Monday, February 17, 2014

I Also Typed A Bunch Of True Detective References Into Google

By: Ben Johnson

Fans of HBO’s mesmerizing True Detective know by now that not everything is as it seems, but did you know that you could type in a bunch of references from the show’s mythology into Google in order to destroy all sense of joy and fun and mystery in the universe? It’s true!

Here are some things from the show I typed into Google in order to tell you about them as if I thought of them while I was watching the show.

It turns out the show that we all know and love owes a debt of stylistic gratitude to detective novelist James Lee Burke, whose recurring character Dave Robicheaux is also based out of some of the same Louisiana settings as our True Detective heroes Martin Hart and Rust Cohle. Burke functions in the same milieu as True Detective, among the lowlifes and the very dark recesses of the Louisiana bayou, and also employs heavy doses of surrealism to put a spooky spin on the genre, notably in his “In The Electric Mists With The Confederate Dead.”
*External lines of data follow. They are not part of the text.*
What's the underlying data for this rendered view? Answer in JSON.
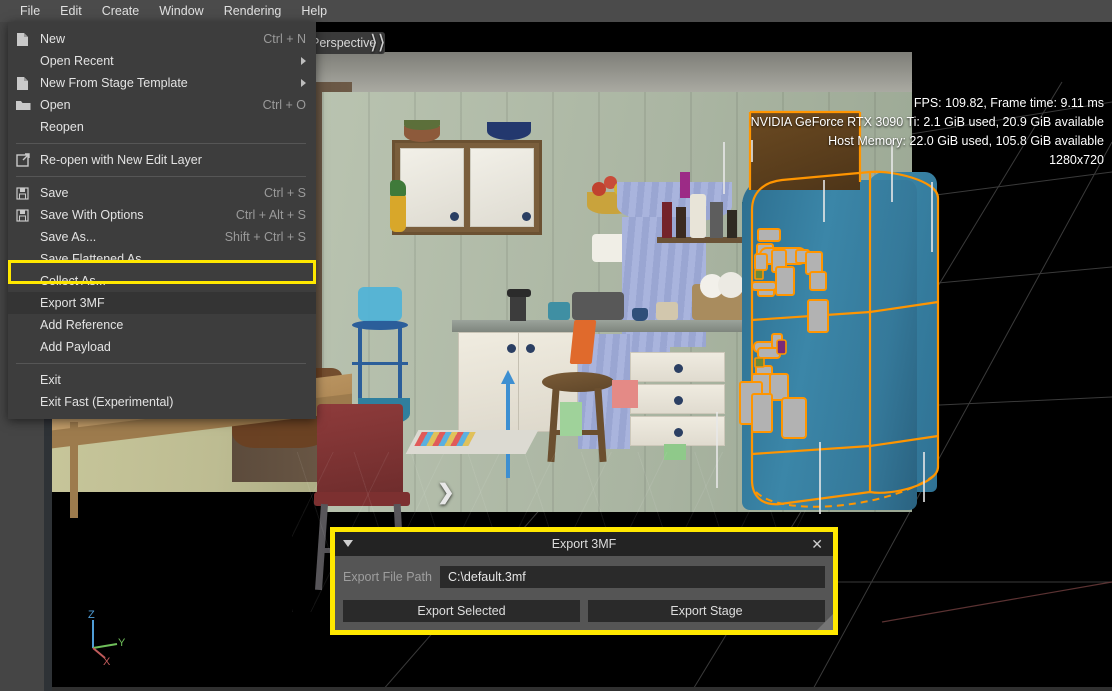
{
  "menubar": {
    "items": [
      {
        "label": "File",
        "active": true
      },
      {
        "label": "Edit",
        "active": false
      },
      {
        "label": "Create",
        "active": false
      },
      {
        "label": "Window",
        "active": false
      },
      {
        "label": "Rendering",
        "active": false
      },
      {
        "label": "Help",
        "active": false
      }
    ]
  },
  "file_menu": {
    "items": [
      {
        "icon": "document-icon",
        "label": "New",
        "accel": "Ctrl + N",
        "submenu": false,
        "separator_after": false
      },
      {
        "icon": "",
        "label": "Open Recent",
        "accel": "",
        "submenu": true,
        "separator_after": false
      },
      {
        "icon": "document-icon",
        "label": "New From Stage Template",
        "accel": "",
        "submenu": true,
        "separator_after": false
      },
      {
        "icon": "folder-icon",
        "label": "Open",
        "accel": "Ctrl + O",
        "submenu": false,
        "separator_after": false
      },
      {
        "icon": "",
        "label": "Reopen",
        "accel": "",
        "submenu": false,
        "separator_after": true
      },
      {
        "icon": "external-link-icon",
        "label": "Re-open with New Edit Layer",
        "accel": "",
        "submenu": false,
        "separator_after": true
      },
      {
        "icon": "save-icon",
        "label": "Save",
        "accel": "Ctrl + S",
        "submenu": false,
        "separator_after": false
      },
      {
        "icon": "save-icon",
        "label": "Save With Options",
        "accel": "Ctrl + Alt + S",
        "submenu": false,
        "separator_after": false
      },
      {
        "icon": "",
        "label": "Save As...",
        "accel": "Shift + Ctrl + S",
        "submenu": false,
        "separator_after": false
      },
      {
        "icon": "",
        "label": "Save Flattened As...",
        "accel": "",
        "submenu": false,
        "separator_after": false
      },
      {
        "icon": "",
        "label": "Collect As...",
        "accel": "",
        "submenu": false,
        "separator_after": false
      },
      {
        "icon": "",
        "label": "Export 3MF",
        "accel": "",
        "submenu": false,
        "separator_after": false,
        "highlighted": true
      },
      {
        "icon": "",
        "label": "Add Reference",
        "accel": "",
        "submenu": false,
        "separator_after": false
      },
      {
        "icon": "",
        "label": "Add Payload",
        "accel": "",
        "submenu": false,
        "separator_after": true
      },
      {
        "icon": "",
        "label": "Exit",
        "accel": "",
        "submenu": false,
        "separator_after": false
      },
      {
        "icon": "",
        "label": "Exit Fast (Experimental)",
        "accel": "",
        "submenu": false,
        "separator_after": false
      }
    ]
  },
  "viewport": {
    "camera_label": "Perspective",
    "expand_chevrons": "⟩⟩",
    "side_chevron": "❯",
    "axis_gizmo": {
      "x": "X",
      "y": "Y",
      "z": "Z"
    },
    "hud": {
      "line1": "FPS: 109.82, Frame time: 9.11 ms",
      "line2": "NVIDIA GeForce RTX 3090 Ti: 2.1 GiB used, 20.9 GiB available",
      "line3": "Host Memory: 22.0 GiB used, 105.8 GiB available",
      "line4": "1280x720"
    }
  },
  "dialog": {
    "title": "Export 3MF",
    "close_label": "✕",
    "path_label": "Export File Path",
    "path_value": "C:\\default.3mf",
    "path_placeholder": "C:\\default.3mf",
    "export_selected_label": "Export Selected",
    "export_stage_label": "Export Stage"
  },
  "colors": {
    "highlight_yellow": "#ffe800",
    "selection_orange": "#ff9500",
    "fridge_teal": "#35799a",
    "menu_bg": "#3d3d3d",
    "menubar_bg": "#4b4b4b",
    "dialog_bg": "#555555"
  }
}
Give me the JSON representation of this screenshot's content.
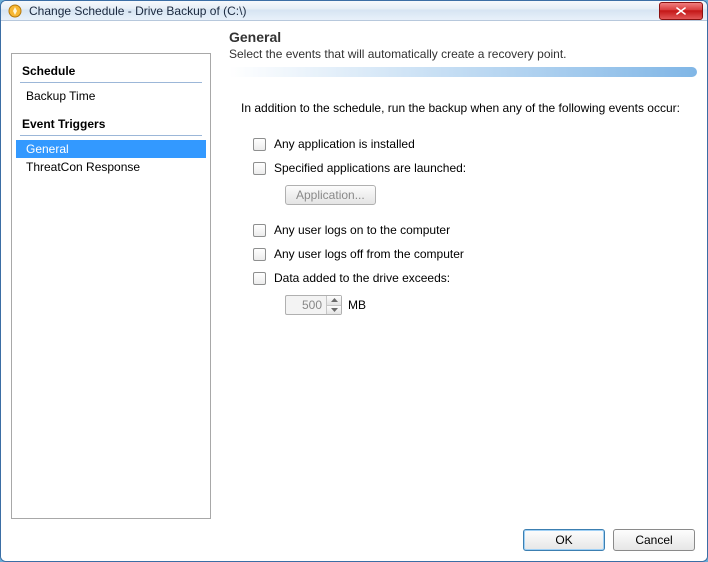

Isn’t it great that Google told me that? I’m smart. Now you read this, so you are also smart. I recommend reading some James Lee Burke novels in order to really really be smart while watching a TV show you enjoy. But reading this thing I am writing for you now might be a good substitute. Bottom line: there is such a thing as being good at watching TV, and reading about the things I just now looked for on Google can help you accomplish this.

One of the things that makes this show great is its use of music. Guess who used Google to find out all about the music from the show? I did. Turns out that such a thing is possible. The show has songs from rock bands I know about already such as The Black Angels and The 13th Floor Elevators and Melvins and even a weird part where a Louisiana roller rink DJ in the year 1996 is playing The Kinks instead of Mark Morrison.

The point is this: I looked all of this up on Google. You’re just going to have to take my word for it that I’ve heard of the Melvins. But duh. Of course I’ve heard of the Melvins. The Melvins formed in Aberdeen/Montesano, WA in 1983 the founding members were Buzz, Mike Dillard (drums), and ex-Mudhoney bassist Matt Lukin. Duh. Everybody knows that, in that exact wording. Especially me. And now, thanks to this great article you’re reading on the internet, so do you.

According to this Google search I just did, the key to enjoying things is to relax. You just sit there, and you try to be attentive and relaxed and present and available, and you let the thing you enjoy wash over you like a warm bath. You don’t run out to go do battle with it, screaming and brandishing intellectual weapons. You accept it calmly, and you allow it to affect you in whatever natural way it does or does not affect you, and then you go on with your life, enriched by having fully experienced the thing that you enjoy. You do not set up a cottage industry touting its virtues. You do not infuse its essence into your sense of self. You do not conflate your ability to define and understand its merits with a validation of your own existence. You merely breathe it in, hold it, and exhale it.

Aren’t you glad I found that stuff on Google? Man, Google has everything.

Okay, but also, if you like that show True Detective and think it’s just a super TV show for watching, there’s no reason you shouldn’t totally ruin that for yourself by reading every article you can about it by other people like me who also typed things into Google and also are proud of themselves. I am proud of myself. Would it interest you to know that the people who created this enjoyable TV show have been drawing on preexisting information for inspiration? That the entire creative process, and hence, sum total of human cultural output consists of reconstituted regurgitations of previously existing thoughts and concepts, that the lives of even the most skilled artists and entertainers is devoid of any real meaning, and therefore your own life, where you are not particularly skilled at any one thing, is even more utterly devoid of meaning? Isn’t it even worse that we have this thing called the internet with a Google on it you can type things into and instantly no longer be impressed by anything any human does? Wouldn’t you like to see everything you or any of the rest of us do or try as a huge neverending trap, a grand inescapable cosmic joke? Wouldn’t you like to read an article on the internet about a TV show you like which also subtly reminds you of that?

I bet you would. You’re reading this one, for example. OMG, it's almost like how Detective Cohle is always talking about how miserable and insignificant human life is! Wowee wow wow WOW.

Google tells me that the internet is a place for elitist swine to argue into infinity about nothing as the world crumbles around them. Google says that the internet, though not fully monetized and therefore democratic, increasingly is democratizing content only among a detached and privileged internet-literate class. That internet content is fully customizable and causes entrenchments along ideological and socioeconomic lines, that we are all sitting around jamming our collective thumbs up our asses about a fucking television show. Even though it’s really, really good.

So there you have it. Everything I typed into Google about True Detective. I am smart. You are smart. Our lives are already over.